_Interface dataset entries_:
==*==

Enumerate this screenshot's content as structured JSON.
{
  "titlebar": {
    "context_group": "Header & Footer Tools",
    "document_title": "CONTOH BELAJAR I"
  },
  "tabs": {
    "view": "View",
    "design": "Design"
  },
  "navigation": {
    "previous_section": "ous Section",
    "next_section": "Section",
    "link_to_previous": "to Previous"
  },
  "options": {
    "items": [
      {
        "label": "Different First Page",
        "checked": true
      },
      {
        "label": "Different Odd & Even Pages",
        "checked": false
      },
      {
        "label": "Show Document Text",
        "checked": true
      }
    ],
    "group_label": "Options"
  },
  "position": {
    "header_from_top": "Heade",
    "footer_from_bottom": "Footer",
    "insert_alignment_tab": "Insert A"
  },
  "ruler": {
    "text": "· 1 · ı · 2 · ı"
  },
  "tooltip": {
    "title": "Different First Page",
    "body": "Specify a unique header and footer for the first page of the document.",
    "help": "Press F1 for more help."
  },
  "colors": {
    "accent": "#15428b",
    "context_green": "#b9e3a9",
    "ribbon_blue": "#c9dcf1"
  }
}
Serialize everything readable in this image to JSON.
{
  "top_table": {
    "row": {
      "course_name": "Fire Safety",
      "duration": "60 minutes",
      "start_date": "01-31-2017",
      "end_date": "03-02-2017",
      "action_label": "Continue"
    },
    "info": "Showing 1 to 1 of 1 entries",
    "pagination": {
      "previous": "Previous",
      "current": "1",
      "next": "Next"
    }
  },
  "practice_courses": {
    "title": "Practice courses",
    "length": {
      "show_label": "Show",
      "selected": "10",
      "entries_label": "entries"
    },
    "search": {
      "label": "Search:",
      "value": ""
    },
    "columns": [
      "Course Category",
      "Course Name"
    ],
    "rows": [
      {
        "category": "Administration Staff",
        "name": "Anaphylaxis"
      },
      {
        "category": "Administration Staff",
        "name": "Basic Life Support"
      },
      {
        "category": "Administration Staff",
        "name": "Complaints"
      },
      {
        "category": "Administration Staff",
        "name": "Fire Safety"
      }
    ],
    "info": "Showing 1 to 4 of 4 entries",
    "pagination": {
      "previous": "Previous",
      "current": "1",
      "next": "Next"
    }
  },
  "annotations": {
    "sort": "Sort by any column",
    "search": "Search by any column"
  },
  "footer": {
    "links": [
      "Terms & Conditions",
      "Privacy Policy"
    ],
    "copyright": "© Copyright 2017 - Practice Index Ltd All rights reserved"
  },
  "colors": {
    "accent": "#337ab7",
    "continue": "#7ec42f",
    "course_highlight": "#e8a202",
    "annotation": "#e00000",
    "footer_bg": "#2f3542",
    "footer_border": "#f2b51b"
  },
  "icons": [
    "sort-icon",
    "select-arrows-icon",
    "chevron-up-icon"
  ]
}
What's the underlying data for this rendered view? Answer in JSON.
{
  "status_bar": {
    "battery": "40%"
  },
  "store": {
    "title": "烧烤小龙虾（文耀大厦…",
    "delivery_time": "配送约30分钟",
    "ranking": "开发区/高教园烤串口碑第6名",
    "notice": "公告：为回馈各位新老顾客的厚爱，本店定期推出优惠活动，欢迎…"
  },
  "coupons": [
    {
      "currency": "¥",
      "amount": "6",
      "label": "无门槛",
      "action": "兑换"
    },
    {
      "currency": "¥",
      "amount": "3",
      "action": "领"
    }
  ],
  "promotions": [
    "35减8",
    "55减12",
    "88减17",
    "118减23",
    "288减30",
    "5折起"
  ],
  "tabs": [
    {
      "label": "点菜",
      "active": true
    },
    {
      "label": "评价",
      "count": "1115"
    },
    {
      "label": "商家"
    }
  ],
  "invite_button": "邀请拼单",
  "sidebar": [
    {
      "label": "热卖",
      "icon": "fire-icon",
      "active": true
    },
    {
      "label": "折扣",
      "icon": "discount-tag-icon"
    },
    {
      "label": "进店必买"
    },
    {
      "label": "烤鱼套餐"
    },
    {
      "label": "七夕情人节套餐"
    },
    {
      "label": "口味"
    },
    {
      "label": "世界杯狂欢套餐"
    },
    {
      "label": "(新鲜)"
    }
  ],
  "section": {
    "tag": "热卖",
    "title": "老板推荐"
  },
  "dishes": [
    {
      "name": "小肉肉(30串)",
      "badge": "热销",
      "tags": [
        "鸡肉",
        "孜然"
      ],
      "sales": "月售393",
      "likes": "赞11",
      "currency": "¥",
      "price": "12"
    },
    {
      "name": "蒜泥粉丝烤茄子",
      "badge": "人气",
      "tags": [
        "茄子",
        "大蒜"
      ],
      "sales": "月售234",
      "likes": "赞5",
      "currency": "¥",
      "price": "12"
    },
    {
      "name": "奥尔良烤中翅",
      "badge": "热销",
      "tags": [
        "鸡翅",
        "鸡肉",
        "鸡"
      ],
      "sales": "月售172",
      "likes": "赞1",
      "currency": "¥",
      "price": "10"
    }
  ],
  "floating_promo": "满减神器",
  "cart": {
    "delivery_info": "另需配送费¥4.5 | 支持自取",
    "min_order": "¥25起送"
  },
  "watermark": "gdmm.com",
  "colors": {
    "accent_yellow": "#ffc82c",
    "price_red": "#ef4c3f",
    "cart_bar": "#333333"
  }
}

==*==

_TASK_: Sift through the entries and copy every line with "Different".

_RESULT OF THIS TASK_:
        "label": "Different First Page",
        "label": "Different Odd & Even Pages",
    "title": "Different First Page",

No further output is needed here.